Setting privacy restrictions in writing may also be necessary, including email, text messaging, cell phone and internet usage while at work. You may wish to take measures to ensure that company trade secrets are kept confidential and sensitive documents are kept locked in assigned locations.
We can help you with many legal aspects, such as:
- Terminations and the right process
- Procedures to resolving workplace issues
- Workplace harassment and other issues
- How to handle difficult employees
- Education on Human Rights issues
- Obligations of employers
- Compensation and benefits
- Employee disability
- Company handbooks, employee manuals and workplace policies
- Drafting job offer letters
- Contracts: full-time, part-time & project-based
- Strategies to minimize loss in current claims
2. Contracts and Agreements
The process of creating an employment contract can be overwhelming and complicated. All contracts must follow the legal guidelines and should be carefully reviewed by a lawyer before presenting to all signing parties. Contracts should be updated each time there is a change to an employee position. This not only ensures clarity but protects employers from possible disagreements.
Written contracts are particularly helpful if an employee is fired or quits his or her job. Therefore, a termination clause is helpful in potentially minimizing the size of a "package" for the departing employee. Other clauses may also be useful in situations where an employee will have access to confidential information about your business. A confidentiality clause ensures that the employee has legally binding responsibilities to refrain from disclosing confidential information.
Other clauses to consider for signed employment contracts are non-competition and non-solicitation provisions. These should apply both during the employment period and after an employee leaves your firm.
3. Difficult Employees
Absenteeism is one of the most difficult areas of people management. Make sure you know what your obligations to your employees are, within your firm's current circumstances. It is important for both employer and employee to be reasonable.
Can employers ask for a doctor's note as proof of the need for absence from work? If an absence becomes lengthy, ask for a doctor's note (and offer to reimburse the employee for that expense).
Keep track of their progress. Do everything reasonably possible to accommodate the needs and limitations of an ill employee, and document your efforts and related expenses incurred. If your employee has already told you about their health condition, be mindful and understanding. Your employee's happiness does contribute to your overall business productivity.
4. What steps do I take to protect my business?
Any former employee can try to sue for any reasons, so keeping a well-documented communications trail during all employees' tenure with your organization will help to protect your firm. Keep detailed records, confirm details as much as possible in writing, and be specific.

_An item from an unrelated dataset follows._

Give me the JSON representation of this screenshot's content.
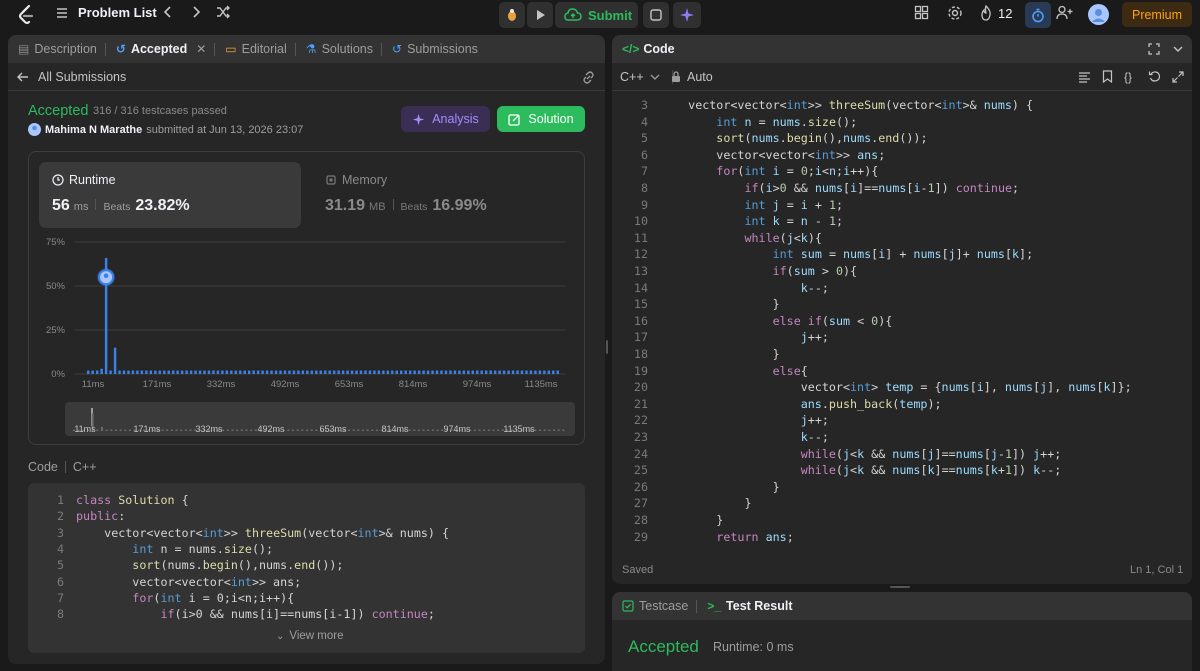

Come see us. Let’s sit down and tailor a plan for your firm's unique needs in managing your employees, drafting job offer letters, contracts, termination letters, notices and policies that work for your establishment.
5. Other reasons you may need our services:
When your employee or former employee sues your company, seek the advice of an experienced professional right away: Call us at 416-383-0550.